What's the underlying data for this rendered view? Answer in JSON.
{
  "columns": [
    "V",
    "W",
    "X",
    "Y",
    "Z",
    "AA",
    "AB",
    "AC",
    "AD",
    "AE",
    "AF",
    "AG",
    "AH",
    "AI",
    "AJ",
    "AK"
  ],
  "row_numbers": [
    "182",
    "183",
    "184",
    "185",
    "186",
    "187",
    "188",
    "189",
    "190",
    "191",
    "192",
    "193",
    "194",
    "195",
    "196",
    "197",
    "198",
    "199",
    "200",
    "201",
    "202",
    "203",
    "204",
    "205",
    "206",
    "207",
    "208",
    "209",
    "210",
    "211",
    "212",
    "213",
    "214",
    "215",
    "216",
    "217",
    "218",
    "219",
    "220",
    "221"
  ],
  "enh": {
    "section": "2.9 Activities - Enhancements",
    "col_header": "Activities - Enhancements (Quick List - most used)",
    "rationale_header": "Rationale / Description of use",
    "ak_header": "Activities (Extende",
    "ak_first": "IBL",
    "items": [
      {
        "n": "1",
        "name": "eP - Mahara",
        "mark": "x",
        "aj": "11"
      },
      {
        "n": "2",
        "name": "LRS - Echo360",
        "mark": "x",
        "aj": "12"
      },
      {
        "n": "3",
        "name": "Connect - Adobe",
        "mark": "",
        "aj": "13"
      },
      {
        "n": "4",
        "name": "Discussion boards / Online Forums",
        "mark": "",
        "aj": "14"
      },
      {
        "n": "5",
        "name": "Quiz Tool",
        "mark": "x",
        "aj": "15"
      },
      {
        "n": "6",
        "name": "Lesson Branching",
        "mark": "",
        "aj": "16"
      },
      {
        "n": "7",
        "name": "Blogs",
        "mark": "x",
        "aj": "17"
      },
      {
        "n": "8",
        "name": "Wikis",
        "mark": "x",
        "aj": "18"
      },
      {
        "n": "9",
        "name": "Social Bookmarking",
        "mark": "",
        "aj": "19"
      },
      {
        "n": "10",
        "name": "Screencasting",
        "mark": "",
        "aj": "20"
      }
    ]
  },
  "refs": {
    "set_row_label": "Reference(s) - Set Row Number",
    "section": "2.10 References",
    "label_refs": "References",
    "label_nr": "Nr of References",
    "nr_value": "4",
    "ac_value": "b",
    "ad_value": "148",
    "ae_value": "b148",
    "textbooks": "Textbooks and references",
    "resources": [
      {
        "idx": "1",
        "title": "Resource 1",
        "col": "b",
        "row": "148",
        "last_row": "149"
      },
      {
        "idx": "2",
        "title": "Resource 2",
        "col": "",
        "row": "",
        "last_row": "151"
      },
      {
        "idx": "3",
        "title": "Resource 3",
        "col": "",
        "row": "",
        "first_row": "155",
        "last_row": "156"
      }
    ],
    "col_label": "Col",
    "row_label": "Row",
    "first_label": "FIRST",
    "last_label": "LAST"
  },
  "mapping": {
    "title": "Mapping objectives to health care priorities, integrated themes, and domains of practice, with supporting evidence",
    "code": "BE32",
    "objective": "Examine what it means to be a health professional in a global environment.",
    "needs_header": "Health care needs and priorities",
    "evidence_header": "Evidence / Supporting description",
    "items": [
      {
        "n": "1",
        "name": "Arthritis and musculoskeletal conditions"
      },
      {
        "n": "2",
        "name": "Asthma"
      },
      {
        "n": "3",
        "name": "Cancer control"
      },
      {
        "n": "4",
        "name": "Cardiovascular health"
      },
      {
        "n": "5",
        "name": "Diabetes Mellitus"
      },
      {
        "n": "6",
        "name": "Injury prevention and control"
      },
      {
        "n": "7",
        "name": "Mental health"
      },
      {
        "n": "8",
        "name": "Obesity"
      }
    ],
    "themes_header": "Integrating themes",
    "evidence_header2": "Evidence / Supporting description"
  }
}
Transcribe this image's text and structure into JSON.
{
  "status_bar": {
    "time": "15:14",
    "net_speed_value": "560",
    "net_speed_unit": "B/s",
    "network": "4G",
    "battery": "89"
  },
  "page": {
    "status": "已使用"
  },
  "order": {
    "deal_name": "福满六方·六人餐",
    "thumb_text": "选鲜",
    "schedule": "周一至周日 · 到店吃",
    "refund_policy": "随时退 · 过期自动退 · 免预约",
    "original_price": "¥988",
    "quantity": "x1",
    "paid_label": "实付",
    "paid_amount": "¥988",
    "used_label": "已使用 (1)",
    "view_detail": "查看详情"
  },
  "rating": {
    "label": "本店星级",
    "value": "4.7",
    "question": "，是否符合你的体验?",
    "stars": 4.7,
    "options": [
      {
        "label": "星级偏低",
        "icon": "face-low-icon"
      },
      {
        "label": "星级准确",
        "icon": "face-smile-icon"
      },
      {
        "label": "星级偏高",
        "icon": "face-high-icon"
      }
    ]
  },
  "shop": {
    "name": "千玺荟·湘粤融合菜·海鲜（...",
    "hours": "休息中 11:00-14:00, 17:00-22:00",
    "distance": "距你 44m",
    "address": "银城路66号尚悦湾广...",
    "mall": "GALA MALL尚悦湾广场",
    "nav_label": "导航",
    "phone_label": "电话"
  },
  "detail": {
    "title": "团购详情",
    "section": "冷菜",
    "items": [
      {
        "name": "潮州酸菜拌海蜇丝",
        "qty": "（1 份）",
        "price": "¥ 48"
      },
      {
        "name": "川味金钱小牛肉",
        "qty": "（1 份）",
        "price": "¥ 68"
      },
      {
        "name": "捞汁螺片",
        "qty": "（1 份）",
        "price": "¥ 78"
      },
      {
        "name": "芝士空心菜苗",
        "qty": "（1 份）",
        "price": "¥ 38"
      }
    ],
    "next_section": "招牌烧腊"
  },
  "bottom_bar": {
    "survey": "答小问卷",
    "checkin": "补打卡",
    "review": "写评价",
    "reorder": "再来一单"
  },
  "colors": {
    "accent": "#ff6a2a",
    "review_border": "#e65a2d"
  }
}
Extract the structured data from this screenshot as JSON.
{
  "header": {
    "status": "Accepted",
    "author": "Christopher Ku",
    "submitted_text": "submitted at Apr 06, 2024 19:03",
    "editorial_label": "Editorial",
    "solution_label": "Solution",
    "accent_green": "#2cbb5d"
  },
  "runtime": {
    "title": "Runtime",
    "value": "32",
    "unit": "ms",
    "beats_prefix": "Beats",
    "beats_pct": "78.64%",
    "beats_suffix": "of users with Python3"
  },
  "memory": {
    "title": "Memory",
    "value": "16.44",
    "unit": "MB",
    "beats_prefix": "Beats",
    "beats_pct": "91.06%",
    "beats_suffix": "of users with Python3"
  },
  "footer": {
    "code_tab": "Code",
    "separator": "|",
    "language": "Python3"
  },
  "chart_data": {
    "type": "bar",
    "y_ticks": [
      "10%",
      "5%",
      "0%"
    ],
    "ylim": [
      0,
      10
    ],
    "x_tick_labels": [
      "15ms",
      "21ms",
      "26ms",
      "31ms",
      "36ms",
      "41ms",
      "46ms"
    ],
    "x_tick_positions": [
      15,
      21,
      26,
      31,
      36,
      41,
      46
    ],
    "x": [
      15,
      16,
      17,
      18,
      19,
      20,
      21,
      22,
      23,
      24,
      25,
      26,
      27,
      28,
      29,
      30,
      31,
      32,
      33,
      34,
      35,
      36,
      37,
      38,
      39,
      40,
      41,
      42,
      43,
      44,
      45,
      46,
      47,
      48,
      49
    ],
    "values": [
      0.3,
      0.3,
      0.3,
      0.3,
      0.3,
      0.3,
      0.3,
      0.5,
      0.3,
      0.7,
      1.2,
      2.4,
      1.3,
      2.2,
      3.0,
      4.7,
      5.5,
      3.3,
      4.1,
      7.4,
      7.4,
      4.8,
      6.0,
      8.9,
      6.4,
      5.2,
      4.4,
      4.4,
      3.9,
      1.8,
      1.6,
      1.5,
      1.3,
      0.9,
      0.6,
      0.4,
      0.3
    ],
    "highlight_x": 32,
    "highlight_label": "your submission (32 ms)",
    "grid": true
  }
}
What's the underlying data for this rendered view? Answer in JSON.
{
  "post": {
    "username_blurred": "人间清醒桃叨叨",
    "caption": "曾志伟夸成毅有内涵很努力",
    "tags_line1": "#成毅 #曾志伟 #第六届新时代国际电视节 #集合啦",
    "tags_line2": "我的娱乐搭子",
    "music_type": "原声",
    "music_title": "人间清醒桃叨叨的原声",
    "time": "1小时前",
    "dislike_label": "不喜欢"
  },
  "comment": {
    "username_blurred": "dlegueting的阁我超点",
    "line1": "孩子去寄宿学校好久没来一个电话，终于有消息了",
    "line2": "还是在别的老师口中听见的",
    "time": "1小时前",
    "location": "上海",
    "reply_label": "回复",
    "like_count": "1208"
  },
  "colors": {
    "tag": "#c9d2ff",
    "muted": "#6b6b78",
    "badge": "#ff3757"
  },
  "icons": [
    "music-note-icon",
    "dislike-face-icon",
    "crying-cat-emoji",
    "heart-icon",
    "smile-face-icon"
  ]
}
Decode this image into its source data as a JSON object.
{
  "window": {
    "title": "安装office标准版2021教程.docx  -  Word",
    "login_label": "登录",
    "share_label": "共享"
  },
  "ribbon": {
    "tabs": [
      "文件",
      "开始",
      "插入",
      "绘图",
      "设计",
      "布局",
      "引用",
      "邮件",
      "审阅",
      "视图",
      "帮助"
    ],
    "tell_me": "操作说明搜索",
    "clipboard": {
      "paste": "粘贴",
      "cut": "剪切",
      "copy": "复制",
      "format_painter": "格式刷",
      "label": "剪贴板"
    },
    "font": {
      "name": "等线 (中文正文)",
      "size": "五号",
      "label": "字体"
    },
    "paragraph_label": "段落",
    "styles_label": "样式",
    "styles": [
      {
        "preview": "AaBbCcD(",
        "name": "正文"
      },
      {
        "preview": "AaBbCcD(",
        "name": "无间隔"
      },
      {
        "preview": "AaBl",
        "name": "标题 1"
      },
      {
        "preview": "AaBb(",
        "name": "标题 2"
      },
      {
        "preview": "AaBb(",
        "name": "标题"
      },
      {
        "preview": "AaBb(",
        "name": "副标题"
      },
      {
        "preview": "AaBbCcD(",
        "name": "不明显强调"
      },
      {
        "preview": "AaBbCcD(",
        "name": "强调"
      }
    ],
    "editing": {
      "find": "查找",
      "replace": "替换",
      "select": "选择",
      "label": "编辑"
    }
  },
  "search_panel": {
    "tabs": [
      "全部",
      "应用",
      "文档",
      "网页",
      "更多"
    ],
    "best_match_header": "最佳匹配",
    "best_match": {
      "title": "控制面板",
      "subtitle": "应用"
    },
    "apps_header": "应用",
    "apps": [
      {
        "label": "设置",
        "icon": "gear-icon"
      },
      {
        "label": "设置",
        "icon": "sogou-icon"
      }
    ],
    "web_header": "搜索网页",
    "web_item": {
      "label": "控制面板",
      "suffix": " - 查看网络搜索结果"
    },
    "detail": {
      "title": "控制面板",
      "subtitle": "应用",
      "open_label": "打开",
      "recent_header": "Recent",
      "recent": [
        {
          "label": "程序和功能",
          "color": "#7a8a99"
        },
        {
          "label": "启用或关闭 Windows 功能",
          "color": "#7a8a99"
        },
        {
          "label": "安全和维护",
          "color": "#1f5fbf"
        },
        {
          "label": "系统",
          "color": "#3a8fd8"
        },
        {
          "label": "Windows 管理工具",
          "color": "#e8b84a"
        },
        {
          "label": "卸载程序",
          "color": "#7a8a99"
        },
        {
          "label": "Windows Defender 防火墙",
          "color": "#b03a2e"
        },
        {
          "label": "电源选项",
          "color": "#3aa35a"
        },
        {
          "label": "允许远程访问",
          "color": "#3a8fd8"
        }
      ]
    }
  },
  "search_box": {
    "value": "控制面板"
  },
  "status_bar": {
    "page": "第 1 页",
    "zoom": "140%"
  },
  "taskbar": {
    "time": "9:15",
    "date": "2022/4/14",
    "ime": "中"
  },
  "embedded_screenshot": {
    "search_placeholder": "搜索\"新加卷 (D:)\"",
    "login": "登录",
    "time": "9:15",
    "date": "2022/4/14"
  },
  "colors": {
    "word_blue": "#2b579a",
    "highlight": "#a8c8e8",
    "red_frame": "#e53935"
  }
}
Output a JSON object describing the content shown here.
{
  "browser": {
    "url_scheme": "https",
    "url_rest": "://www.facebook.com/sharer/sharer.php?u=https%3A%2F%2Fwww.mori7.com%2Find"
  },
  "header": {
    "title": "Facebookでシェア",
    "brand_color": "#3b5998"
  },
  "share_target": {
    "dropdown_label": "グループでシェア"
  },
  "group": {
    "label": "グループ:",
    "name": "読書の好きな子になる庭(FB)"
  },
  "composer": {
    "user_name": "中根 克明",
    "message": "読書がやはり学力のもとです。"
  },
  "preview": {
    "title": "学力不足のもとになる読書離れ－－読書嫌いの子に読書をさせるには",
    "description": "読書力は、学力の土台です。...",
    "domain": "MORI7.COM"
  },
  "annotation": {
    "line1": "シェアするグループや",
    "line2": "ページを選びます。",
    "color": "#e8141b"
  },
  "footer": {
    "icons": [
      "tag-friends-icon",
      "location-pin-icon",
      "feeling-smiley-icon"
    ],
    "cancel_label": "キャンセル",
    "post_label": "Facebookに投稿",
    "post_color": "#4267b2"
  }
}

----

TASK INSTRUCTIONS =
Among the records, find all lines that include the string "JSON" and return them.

EXERCISE ANSWER =
What's the underlying data for this rendered view? Answer in JSON.
Transcribe this image's text and structure into JSON.
Extract the structured data from this screenshot as JSON.
What's the underlying data for this rendered view? Answer in JSON.
Decode this image into its source data as a JSON object.
Output a JSON object describing the content shown here.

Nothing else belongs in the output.